U.S. slips on World Press Freedom Index

April 26, 2018 02:00

On the 2018 World Press Freedom Index, released April 25 by Reporters Without Borders (RSF), the United States dropped two spots to 45th out of 180 countries measured. The index, which ranks countries around the world on the freedom available to journalists there based on media independence, legislative protection and safety, rated the U.S. “fairly good.”

Only 9% of countries on the index scored a “good rating,” and indicators of press freedom worsened across the globe.

 “Despite having strong constitutional protections to the contrary, the latest World Press Freedom Index findings on the US and Canada reveal two countries whose journalists and media workers face constant challenges to the very freedom to exercise their profession,” said the report.

This news will come as no surprise to anyone following our Voice of the First Amendment Task Force’s continuous admonitions over the past year, calling out government agencies, officials, courts, candidates and the public for continuous and growing efforts to thwart journalists’ work to keep the public informed.

The RSF report cited among the reasons for the press freedom decline a growing trend in which “The line separating verbal violence from physical violence is dissolving.”

That dissolution is clearly evident through a quick look at the U.S. Press Freedom Tracker, of which RTDNA is a founding member, showing 7 attacks on and 2 arrests of journalists this year in the U.S.

In addition, the tracker reports least 21 cases of threats, denials of access, legal orders, or other incidents limiting the ability of reporters to inform the public.

Still, journalists around the country are uncovering and helping communities right wrongs every day.

Just take a look at any one of the 54 investigative reporting pieces named April 25 as 2018 Regional Murrow Award winners. Here are a few: 
 
How Trump’s Immigration Crackdown Threatens the Dairy Boom in Idaho Boise State Public Radio
Life After High School Investigation Idaho Education News
Fairchild Water Contamination KREM-TV
How Do N.H. Police Decide to Shoot - or Not Shoot - When Facing Armed, Ill, or Addicted People? New Hampshire Public Radio
Behind the Wall-Jailhouse Suicides WGBH
North Providence Cancer Concerns WJAR-TV
NCCC Scandals: Bid-Rigging and Sexual Assault WKBW-TV
Child Death Investigations WTAE-TV
Scandal Surrounds New Castle County Elected Leader WDEL-FM/AM
NEWS4 I-Team: Tracking Troubled Teachers WRC-TV
Essex Village: Unsafe and Unhealthy Living Conditions WTVR-TV
High Arsenic Levels in Pine Island Ignored by DEP, Lee County WGCU Public Media 
Inside Santa Clara Jails, Predatory Bail Schemes Flourished for Years KQED
Recovering from Rehab The Center for Investigative Reporting
On the Inside: The Chaos of Arizona Prison Health Care KJZZ
Allegations of Sexual Harassment Surface at Colorado Capitol KUNC FM
Double Billing the Badge KARE-TV
Rep. Cornish Blurred Boundaries Between Legislative, Sexual Pursuits Minnesota Public Radio News
Target 2 Investigates: Watered Down Drunk Boating Laws WBAY-TV
Vulnerable Rural Hospitals Face Tough Decisions on Profitable but Questionable Billing Schemes KBIA
Iowa Schools Seclusion Room Investigation KCRG-TV
Criminal Caretakers WFAA-TV
The Federal Lead/Copper Rule Michigan Radio
Justice For All? WFIU/WTIU News
Marines United Investigation into Pandemic Sexual Exploitation Within the Defense Department The War Horse / CIR's Reveal
Louisville Police Don’t Enforce Immigration – But Help the Feds do it WFPL

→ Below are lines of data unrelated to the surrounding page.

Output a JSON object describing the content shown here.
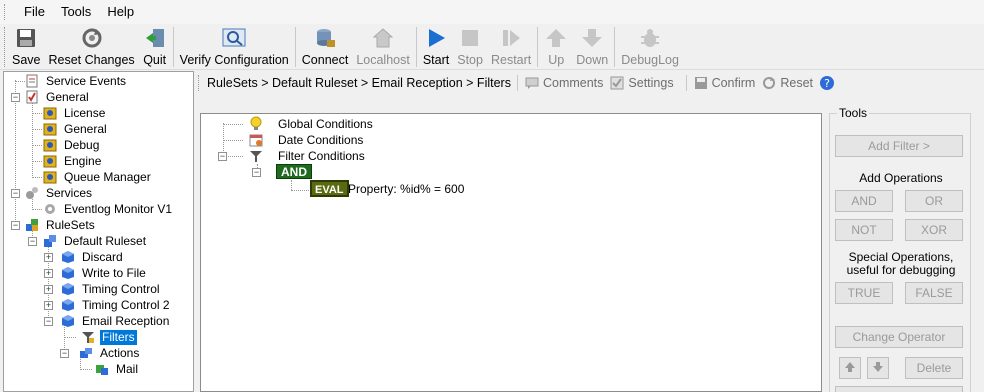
{
  "menu": {
    "items": [
      "File",
      "Tools",
      "Help"
    ]
  },
  "toolbar": {
    "save": "Save",
    "reset_changes": "Reset Changes",
    "quit": "Quit",
    "verify": "Verify Configuration",
    "connect": "Connect",
    "localhost": "Localhost",
    "start": "Start",
    "stop": "Stop",
    "restart": "Restart",
    "up": "Up",
    "down": "Down",
    "debuglog": "DebugLog"
  },
  "tree": {
    "service_events": "Service Events",
    "general": "General",
    "license": "License",
    "general_child": "General",
    "debug": "Debug",
    "engine": "Engine",
    "queue_manager": "Queue Manager",
    "services": "Services",
    "eventlog_monitor": "Eventlog Monitor V1",
    "rulesets": "RuleSets",
    "default_ruleset": "Default Ruleset",
    "discard": "Discard",
    "write_to_file": "Write to File",
    "timing_control": "Timing Control",
    "timing_control_2": "Timing Control 2",
    "email_reception": "Email Reception",
    "filters": "Filters",
    "actions": "Actions",
    "mail": "Mail"
  },
  "breadcrumb": {
    "path": "RuleSets > Default Ruleset > Email Reception > Filters",
    "comments": "Comments",
    "settings": "Settings",
    "confirm": "Confirm",
    "reset": "Reset"
  },
  "filter_tree": {
    "global_conditions": "Global Conditions",
    "date_conditions": "Date Conditions",
    "filter_conditions": "Filter Conditions",
    "and_op": "AND",
    "eval_op": "EVAL",
    "property_expr": "Property: %id% = 600"
  },
  "tools": {
    "title": "Tools",
    "add_filter": "Add Filter >",
    "add_operations": "Add Operations",
    "and": "AND",
    "or": "OR",
    "not": "NOT",
    "xor": "XOR",
    "special_line1": "Special Operations,",
    "special_line2": "useful for debugging",
    "true": "TRUE",
    "false": "FALSE",
    "change_operator": "Change Operator",
    "delete": "Delete"
  },
  "colors": {
    "selection": "#0078d7",
    "op_green": "#1e6b1e",
    "eval_olive": "#5a6a10"
  }
}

Sharing – and recognizing – the impact of this important work on the individuals and communities whose stories are being told goes a long way towards showing the public how journalism matters to their daily lives, one of the RTDNA Voice of the First Amendment Task Force’s central missions.

The other: to defend against threats to the First Amendment.

As long as there are Murrow-winning local journalists serving their communities, producing more and better responsible journalism every day, we’ll have their backs and do our part to keep press freedom strong.